→ **WORK TO COMPLETE**
In the records below, find each line containing the word "stack" and copy it.

→ **INPUT MATERIAL**
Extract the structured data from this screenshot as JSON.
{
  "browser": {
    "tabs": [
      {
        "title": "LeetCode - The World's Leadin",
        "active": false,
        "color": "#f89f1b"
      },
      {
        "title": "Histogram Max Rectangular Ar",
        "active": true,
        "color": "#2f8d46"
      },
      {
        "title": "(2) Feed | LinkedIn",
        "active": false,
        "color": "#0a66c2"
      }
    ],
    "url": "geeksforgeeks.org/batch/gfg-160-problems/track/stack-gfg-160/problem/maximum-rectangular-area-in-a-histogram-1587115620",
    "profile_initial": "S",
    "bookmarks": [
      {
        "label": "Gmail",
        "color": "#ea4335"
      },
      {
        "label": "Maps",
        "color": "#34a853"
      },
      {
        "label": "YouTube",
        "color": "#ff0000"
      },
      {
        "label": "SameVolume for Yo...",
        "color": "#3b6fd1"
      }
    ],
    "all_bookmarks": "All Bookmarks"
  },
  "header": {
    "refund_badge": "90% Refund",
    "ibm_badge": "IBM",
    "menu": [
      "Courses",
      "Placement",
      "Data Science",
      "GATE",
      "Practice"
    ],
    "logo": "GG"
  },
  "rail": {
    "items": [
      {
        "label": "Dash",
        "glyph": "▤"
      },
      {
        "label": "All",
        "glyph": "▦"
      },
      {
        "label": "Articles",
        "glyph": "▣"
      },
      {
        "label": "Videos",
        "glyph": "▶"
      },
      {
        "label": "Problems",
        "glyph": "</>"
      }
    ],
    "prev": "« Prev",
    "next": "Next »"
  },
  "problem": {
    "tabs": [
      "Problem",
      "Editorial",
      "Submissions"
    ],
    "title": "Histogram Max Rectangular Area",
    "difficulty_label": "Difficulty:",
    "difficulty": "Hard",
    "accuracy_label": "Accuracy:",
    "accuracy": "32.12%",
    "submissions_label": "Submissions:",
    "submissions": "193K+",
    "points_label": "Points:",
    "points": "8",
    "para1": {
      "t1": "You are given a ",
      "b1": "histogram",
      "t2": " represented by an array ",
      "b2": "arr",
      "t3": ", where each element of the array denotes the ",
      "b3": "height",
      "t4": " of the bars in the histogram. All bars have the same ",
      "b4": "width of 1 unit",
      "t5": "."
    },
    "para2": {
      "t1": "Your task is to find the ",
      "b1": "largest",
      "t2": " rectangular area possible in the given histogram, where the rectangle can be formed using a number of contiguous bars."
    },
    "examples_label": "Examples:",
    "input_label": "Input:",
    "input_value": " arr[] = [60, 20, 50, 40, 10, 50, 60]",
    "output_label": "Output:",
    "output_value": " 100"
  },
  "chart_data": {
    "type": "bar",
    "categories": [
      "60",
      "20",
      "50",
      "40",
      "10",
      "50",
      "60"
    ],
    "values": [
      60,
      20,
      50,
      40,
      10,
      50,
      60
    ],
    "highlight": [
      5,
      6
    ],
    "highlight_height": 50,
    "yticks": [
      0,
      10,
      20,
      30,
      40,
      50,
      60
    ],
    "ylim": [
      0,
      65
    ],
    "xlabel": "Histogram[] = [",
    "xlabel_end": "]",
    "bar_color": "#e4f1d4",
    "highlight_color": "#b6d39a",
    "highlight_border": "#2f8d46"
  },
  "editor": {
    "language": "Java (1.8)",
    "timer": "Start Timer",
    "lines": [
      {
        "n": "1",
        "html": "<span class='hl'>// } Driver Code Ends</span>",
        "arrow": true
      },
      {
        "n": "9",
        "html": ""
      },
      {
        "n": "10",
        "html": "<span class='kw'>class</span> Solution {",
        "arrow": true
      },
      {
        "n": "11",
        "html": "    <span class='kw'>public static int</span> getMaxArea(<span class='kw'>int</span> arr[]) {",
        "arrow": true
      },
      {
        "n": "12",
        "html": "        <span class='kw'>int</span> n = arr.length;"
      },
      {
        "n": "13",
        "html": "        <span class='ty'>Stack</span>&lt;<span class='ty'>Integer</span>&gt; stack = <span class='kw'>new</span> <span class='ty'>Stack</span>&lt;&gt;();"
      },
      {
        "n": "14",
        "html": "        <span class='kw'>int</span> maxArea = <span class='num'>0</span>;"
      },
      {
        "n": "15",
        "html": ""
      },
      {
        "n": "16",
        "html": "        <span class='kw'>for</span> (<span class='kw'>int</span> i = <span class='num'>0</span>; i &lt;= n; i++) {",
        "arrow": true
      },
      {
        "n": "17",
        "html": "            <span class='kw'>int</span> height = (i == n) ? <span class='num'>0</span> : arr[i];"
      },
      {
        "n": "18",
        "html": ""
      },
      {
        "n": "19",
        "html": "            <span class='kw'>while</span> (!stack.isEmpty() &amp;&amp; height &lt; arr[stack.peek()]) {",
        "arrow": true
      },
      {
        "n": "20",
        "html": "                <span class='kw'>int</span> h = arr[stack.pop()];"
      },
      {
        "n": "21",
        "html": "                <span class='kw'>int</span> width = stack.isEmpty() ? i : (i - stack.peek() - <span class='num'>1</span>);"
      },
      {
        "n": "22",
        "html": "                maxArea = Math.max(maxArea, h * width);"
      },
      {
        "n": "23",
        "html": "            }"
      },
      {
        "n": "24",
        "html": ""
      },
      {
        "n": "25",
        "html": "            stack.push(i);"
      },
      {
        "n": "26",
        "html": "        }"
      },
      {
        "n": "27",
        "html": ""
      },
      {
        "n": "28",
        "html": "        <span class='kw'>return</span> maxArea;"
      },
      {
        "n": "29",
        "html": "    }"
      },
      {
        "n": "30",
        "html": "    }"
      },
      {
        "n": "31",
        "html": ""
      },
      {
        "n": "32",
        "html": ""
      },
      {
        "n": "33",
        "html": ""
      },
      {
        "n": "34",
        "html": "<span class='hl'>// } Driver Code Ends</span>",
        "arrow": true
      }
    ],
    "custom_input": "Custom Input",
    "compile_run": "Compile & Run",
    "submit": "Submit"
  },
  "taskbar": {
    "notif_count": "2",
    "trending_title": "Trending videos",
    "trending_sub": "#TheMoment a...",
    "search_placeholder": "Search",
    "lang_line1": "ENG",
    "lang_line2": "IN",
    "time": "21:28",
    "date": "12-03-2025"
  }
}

→ **EXERCISE RESPONSE**
    "url": "geeksforgeeks.org/batch/gfg-160-problems/track/stack-gfg-160/problem/maximum-rectangular-area-in-a-histogram-1587115620",
        "html": "        <span class='ty'>Stack</span>&lt;<span class='ty'>Integer</span>&gt; stack = <span class='kw'>new</span> <span class='ty'>Stack</span>&lt;&gt;();"
        "html": "            <span class='kw'>while</span> (!stack.isEmpty() &amp;&amp; height &lt; arr[stack.peek()]) {",
        "html": "                <span class='kw'>int</span> h = arr[stack.pop()];"
        "html": "                <span class='kw'>int</span> width = stack.isEmpty() ? i : (i - stack.peek() - <span class='num'>1</span>);"
        "html": "            stack.push(i);"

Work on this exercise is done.